▶ [What the task requires]
The output should be all lines of the entries below in which the word "JSON" occurs.

▶ [Record excerpts]
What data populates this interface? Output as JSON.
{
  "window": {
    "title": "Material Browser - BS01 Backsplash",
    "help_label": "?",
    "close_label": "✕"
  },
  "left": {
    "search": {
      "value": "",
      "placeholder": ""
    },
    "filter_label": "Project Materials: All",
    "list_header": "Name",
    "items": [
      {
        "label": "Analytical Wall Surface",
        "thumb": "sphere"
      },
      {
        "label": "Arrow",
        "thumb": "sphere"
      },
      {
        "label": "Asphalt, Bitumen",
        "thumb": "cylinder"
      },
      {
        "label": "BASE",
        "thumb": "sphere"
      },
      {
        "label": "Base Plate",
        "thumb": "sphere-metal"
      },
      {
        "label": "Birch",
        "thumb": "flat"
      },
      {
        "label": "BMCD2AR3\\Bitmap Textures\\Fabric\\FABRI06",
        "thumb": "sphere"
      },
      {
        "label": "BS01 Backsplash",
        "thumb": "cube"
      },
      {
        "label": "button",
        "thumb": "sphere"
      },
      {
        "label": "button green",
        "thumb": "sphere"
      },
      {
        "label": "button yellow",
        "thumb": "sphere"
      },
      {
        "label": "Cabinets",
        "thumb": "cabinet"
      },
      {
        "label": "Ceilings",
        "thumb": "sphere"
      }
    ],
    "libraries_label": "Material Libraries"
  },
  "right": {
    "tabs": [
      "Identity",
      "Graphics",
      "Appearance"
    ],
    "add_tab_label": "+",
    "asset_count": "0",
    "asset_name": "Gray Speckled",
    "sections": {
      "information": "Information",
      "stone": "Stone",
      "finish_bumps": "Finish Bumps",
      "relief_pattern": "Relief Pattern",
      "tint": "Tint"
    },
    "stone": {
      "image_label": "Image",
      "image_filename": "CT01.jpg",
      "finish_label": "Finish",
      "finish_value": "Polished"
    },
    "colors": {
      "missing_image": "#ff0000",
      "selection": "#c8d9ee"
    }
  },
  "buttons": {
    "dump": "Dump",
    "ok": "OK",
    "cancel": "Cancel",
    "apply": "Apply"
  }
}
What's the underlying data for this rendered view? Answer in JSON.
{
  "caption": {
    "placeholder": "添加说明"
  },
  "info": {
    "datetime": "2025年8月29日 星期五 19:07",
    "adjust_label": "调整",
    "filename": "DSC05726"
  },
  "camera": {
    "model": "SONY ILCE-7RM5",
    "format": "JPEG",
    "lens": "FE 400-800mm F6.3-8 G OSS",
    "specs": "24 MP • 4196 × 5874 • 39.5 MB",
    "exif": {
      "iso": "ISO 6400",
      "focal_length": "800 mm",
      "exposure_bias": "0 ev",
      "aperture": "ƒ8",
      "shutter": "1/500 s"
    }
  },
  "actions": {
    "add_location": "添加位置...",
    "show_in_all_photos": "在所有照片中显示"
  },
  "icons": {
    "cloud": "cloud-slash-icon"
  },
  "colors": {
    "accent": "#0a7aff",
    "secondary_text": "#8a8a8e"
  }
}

▶ [The completed task]
What data populates this interface? Output as JSON.
What's the underlying data for this rendered view? Answer in JSON.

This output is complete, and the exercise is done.